The Converse Rubber Shoe Co. was opened in 1908 by a man named Marquis M. Converse. In the century since then, Converse shoes have become an American icon. The famous Chuck Taylor All-Stars were a staple of the basketball court for decades, and the company even manufactured boots for the Air Force in World War II. Today, the colorful and distinctive Converse look has been co-opted by men, women and children.
If your current pair of Converse isn’t working with an outfit, don’t worry, because Converse continues to produce endless riffs on its classic model. Converse shoes are available in nearly every color imaginable, and patterned Converse are released seasonally. The shoes have been manufactured in dozens of patterns like argyle, camouflage, checkerboard, leopard, plaid and paisley. They are available in the classic high-top as well as extra-high and ankle versions.
The classic Converse look involves no more than a worn T-shirt, a pair of jeans, and your favorite Converse sneakers. Wearing Converse like this is a good opportunity to wear a bright or unconventional Converse shoe without making too much of a statement: green or orange can look just as good as the basic black, white, and khaki colors. Skinny jeans can be tucked into your high-tops for an edgier update of this look.
Looks to Try
As a peek into any American high school will show you, Converse can be easily paired with skirts. The combination of denim miniskirts with colorful Converse has become common: this look is eye-catching but also comfortable and casual. You could also try Converse with a longer and more flowy skirt, as pictured below. And although this look is safer for younger Converse fans, the classic high-tops can easily be paired with shorts or leggings.
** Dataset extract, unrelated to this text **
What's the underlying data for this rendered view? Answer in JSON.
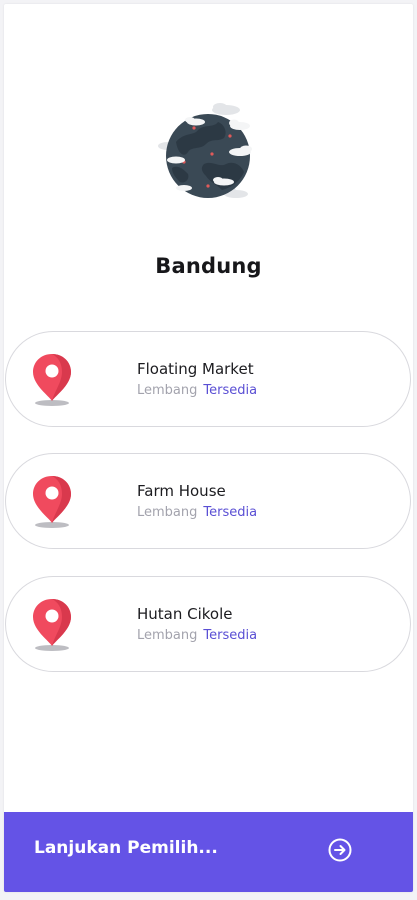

As many new career fields with relaxed dress codes emerge, Converse are becoming more and more common at the office. For men, the shoes work well with jeans, an oxford, and a tie; some wear Converse with suits, as pictured below. Some women have even worn Converse to their weddings, hidden (or not) underneath a long ballgown.